§ EXERCISE DATA
+---+
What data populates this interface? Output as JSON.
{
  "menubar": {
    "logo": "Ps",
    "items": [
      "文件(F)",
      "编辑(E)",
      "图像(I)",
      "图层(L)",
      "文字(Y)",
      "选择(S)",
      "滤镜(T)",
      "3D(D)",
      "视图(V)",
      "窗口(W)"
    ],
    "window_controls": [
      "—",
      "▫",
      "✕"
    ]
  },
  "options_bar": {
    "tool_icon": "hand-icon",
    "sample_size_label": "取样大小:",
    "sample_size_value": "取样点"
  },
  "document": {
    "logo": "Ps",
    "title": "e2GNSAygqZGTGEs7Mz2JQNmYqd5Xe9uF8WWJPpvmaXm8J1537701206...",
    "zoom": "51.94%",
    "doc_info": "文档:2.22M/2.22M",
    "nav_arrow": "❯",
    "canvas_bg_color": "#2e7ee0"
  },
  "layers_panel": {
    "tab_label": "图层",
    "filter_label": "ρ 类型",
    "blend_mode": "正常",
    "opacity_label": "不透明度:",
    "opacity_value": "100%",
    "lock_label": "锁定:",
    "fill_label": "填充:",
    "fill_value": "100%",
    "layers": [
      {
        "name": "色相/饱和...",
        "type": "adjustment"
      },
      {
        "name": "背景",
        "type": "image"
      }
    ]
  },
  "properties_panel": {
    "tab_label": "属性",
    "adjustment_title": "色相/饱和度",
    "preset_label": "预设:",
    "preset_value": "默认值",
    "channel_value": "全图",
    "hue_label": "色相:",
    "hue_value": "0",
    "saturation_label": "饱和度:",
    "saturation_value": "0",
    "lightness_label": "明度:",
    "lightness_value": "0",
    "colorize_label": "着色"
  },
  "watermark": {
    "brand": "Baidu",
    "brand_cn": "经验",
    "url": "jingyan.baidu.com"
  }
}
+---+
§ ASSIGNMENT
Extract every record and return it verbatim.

§ SOLVED EXERCISE
What data populates this interface? Output as JSON.
{
  "menubar": {
    "logo": "Ps",
    "items": [
      "文件(F)",
      "编辑(E)",
      "图像(I)",
      "图层(L)",
      "文字(Y)",
      "选择(S)",
      "滤镜(T)",
      "3D(D)",
      "视图(V)",
      "窗口(W)"
    ],
    "window_controls": [
      "—",
      "▫",
      "✕"
    ]
  },
  "options_bar": {
    "tool_icon": "hand-icon",
    "sample_size_label": "取样大小:",
    "sample_size_value": "取样点"
  },
  "document": {
    "logo": "Ps",
    "title": "e2GNSAygqZGTGEs7Mz2JQNmYqd5Xe9uF8WWJPpvmaXm8J1537701206...",
    "zoom": "51.94%",
    "doc_info": "文档:2.22M/2.22M",
    "nav_arrow": "❯",
    "canvas_bg_color": "#2e7ee0"
  },
  "layers_panel": {
    "tab_label": "图层",
    "filter_label": "ρ 类型",
    "blend_mode": "正常",
    "opacity_label": "不透明度:",
    "opacity_value": "100%",
    "lock_label": "锁定:",
    "fill_label": "填充:",
    "fill_value": "100%",
    "layers": [
      {
        "name": "色相/饱和...",
        "type": "adjustment"
      },
      {
        "name": "背景",
        "type": "image"
      }
    ]
  },
  "properties_panel": {
    "tab_label": "属性",
    "adjustment_title": "色相/饱和度",
    "preset_label": "预设:",
    "preset_value": "默认值",
    "channel_value": "全图",
    "hue_label": "色相:",
    "hue_value": "0",
    "saturation_label": "饱和度:",
    "saturation_value": "0",
    "lightness_label": "明度:",
    "lightness_value": "0",
    "colorize_label": "着色"
  },
  "watermark": {
    "brand": "Baidu",
    "brand_cn": "经验",
    "url": "jingyan.baidu.com"
  }
}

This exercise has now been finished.